The only way that we can live, is if we grow. The only way that we can grow is if we change. The only way that we can change is if we learn.
But the question then is which new things to learn and tackle? My programmer’s editor is still modern, fast and reliable. My scripting language is still popular and works great. The web platform I use is robust and has just been updated to a whole new version. And I switched to the database I use these days only three years ago.
So maybe I don’t need to change. The languages and tools I use these days are still at or near the top of their game. A glance at the competitive space for each area shows a few promising new technologies, a few stable similarly aged technologies and a bunch of older ones, but none stand out as “the next big thing” yet.
But I don’t want to miss or be late for “next big thing” wave. And I fortunately do have the time to learn new stuff. But what to learn? What to change?

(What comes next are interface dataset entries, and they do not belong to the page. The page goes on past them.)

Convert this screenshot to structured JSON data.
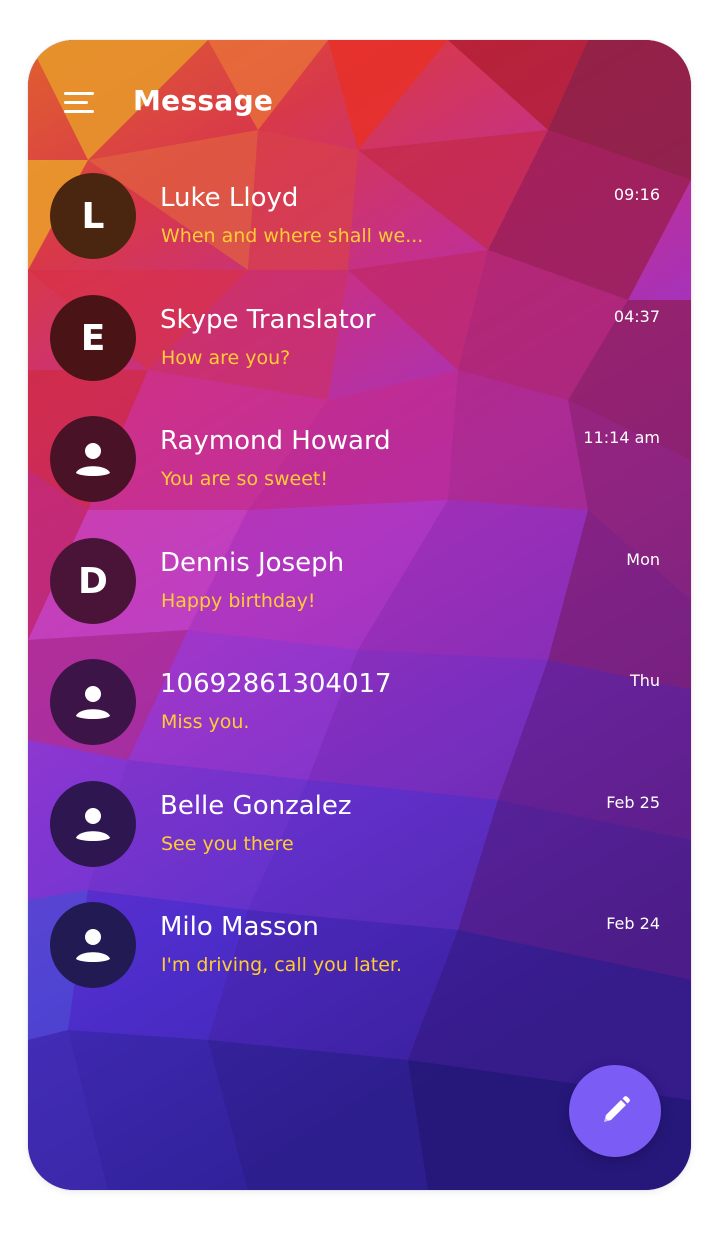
{
  "header": {
    "title": "Message",
    "menu_icon": "hamburger-menu-icon"
  },
  "colors": {
    "name_text": "#ffffff",
    "preview_text": "#ffcc33",
    "fab_bg": "#7b5cf5"
  },
  "conversations": [
    {
      "name": "Luke Lloyd",
      "preview": "When and where shall we...",
      "time": "09:16",
      "avatar_letter": "L",
      "avatar_color": "#4a2510"
    },
    {
      "name": "Skype Translator",
      "preview": "How are you?",
      "time": "04:37",
      "avatar_letter": "E",
      "avatar_color": "#4a1416"
    },
    {
      "name": "Raymond Howard",
      "preview": "You are so sweet!",
      "time": "11:14 am",
      "avatar_letter": "",
      "avatar_color": "#4a1226"
    },
    {
      "name": "Dennis Joseph",
      "preview": "Happy birthday!",
      "time": "Mon",
      "avatar_letter": "D",
      "avatar_color": "#4a1438"
    },
    {
      "name": "10692861304017",
      "preview": "Miss you.",
      "time": "Thu",
      "avatar_letter": "",
      "avatar_color": "#3c1448"
    },
    {
      "name": "Belle Gonzalez",
      "preview": "See you there",
      "time": "Feb 25",
      "avatar_letter": "",
      "avatar_color": "#2e1650"
    },
    {
      "name": "Milo Masson",
      "preview": "I'm driving, call you later.",
      "time": "Feb 24",
      "avatar_letter": "",
      "avatar_color": "#221a52"
    }
  ],
  "fab": {
    "icon": "pencil-icon"
  }
}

And what to change to?
Change Simply for the Sake of Change Is an Abdication of Leadership.
Is change for the sake of changing good or no good? John Luke Jr believes it is not good, a sign of bad leadership. Freek Vermeulen, Phanish Puranam, and Ranjay Gulati in the Harvard Business Review’s Change for Change’s Sake disagree, they view it as a good thing, a sign of good leadership. Both great sources of advice, and yet completely contradictory. Not helping!

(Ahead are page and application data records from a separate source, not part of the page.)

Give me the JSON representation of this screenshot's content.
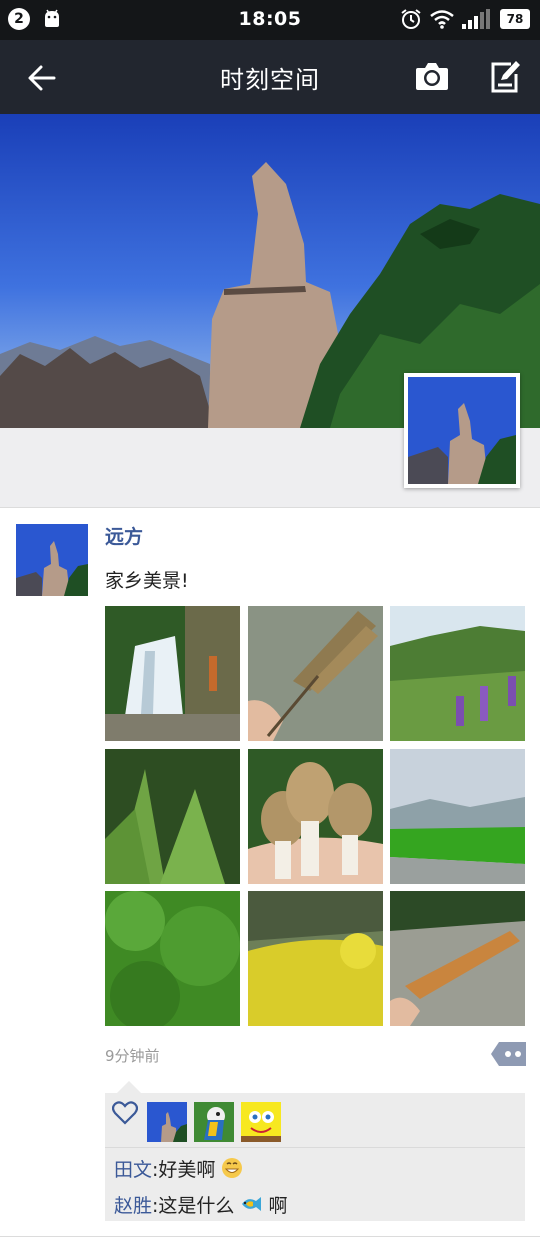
{
  "status_bar": {
    "notification_count": "2",
    "time": "18:05",
    "battery": "78",
    "icons": [
      "android-icon",
      "alarm-icon",
      "wifi-icon",
      "signal-icon",
      "battery-icon"
    ]
  },
  "header": {
    "title": "时刻空间",
    "icons": [
      "back-arrow-icon",
      "camera-icon",
      "compose-icon"
    ]
  },
  "post": {
    "author": "远方",
    "text": "家乡美景!",
    "time": "9分钟前",
    "photos": [
      "waterfall",
      "grilled-fish",
      "purple-wildflowers",
      "ferns",
      "morel-mushrooms",
      "green-field-road",
      "green-shrubs",
      "yellow-rapeseed-flowers",
      "roasted-fish-on-rocks"
    ]
  },
  "likes": {
    "icon": "heart-icon",
    "avatars": [
      "mountain-peak-avatar",
      "parrot-avatar",
      "spongebob-avatar"
    ]
  },
  "comments": [
    {
      "name": "田文",
      "sep": ":",
      "text": "好美啊",
      "emoji": "grin-emoji"
    },
    {
      "name": "赵胜",
      "sep": ":",
      "text": "这是什么",
      "emoji": "fish-emoji",
      "text_after": "啊"
    }
  ],
  "colors": {
    "status_bar": "#141618",
    "title_bar": "#22262f",
    "link_name": "#3b5998",
    "panel": "#ececec"
  }
}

Maybe, thinking more on it, I need a real arguable reason to change? A stand-out “this is amazing and much better than what I use” reason to change?
Looking back, it was arguable need that caused me to switch from stagnating Perl to growing Ruby years ago. From Apache to Nginx to get more workers and throughput on the same hardware. From ASP.Net to Ruby on Rails for platform independence and development speed. From MySQL to PostgreSQL for better write performance and large data management.
But what if I change and land up with the “wrong” platform? Marco Arment wrote about his trusty PHP when looking to make his own change:
The fear of making the “wrong” choice actually makes the familiar, mastered PHP more attractive.
Or, maybe it’s not tools, just a timing issue? Is it time for the next change? Even though there seems to be no reason to do so just yet. Do I need to shake things up a bit right now?
I honestly don’t know.
In this specific case, maybe T. Bert Lance is right (even though I do not believe this maxim):
If it ain't broke, don't fix it.
And so the thinking, spinning and search continues.
Until I find the “right” new things for me, I’ll stick with what I have. But I’ll keep looking, keep checking things out.
My next project will be a trusty Rails project on a trusty Linux platform using my trusty Nginx setup against trusty PostgreSQL. And my next script will still be in trusty Ruby. And I’ll still program it all using trusty TextMate 2 with my familiar CombinedCasts theme.